_Exercise aim_.
For the data below, please report each line where the word "title" is found.

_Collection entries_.
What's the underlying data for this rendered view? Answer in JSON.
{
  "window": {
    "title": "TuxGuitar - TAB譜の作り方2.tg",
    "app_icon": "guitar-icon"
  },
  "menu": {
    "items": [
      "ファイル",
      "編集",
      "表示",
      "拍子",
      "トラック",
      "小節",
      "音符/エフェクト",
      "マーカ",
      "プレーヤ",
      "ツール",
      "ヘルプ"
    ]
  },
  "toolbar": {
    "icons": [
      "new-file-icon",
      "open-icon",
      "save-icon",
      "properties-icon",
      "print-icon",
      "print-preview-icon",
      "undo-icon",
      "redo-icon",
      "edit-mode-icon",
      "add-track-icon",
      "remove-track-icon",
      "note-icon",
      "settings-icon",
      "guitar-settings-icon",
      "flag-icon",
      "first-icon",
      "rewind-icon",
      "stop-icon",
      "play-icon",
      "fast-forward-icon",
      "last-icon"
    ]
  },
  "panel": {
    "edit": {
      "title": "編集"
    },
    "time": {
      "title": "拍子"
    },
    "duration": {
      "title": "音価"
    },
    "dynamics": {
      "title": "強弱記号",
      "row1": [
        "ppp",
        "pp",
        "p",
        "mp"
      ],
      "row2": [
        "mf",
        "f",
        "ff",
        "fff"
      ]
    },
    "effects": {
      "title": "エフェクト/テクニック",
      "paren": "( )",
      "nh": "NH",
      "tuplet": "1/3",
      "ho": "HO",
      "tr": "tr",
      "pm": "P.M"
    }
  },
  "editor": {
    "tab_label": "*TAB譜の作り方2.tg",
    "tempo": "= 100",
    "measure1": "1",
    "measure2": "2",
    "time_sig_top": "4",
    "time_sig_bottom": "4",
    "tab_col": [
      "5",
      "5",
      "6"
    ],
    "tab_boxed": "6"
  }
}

_Answer to this task_.
    "title": "TuxGuitar - TAB譜の作り方2.tg",
      "title": "編集"
      "title": "拍子"
      "title": "音価"
      "title": "強弱記号",
      "title": "エフェクト/テクニック",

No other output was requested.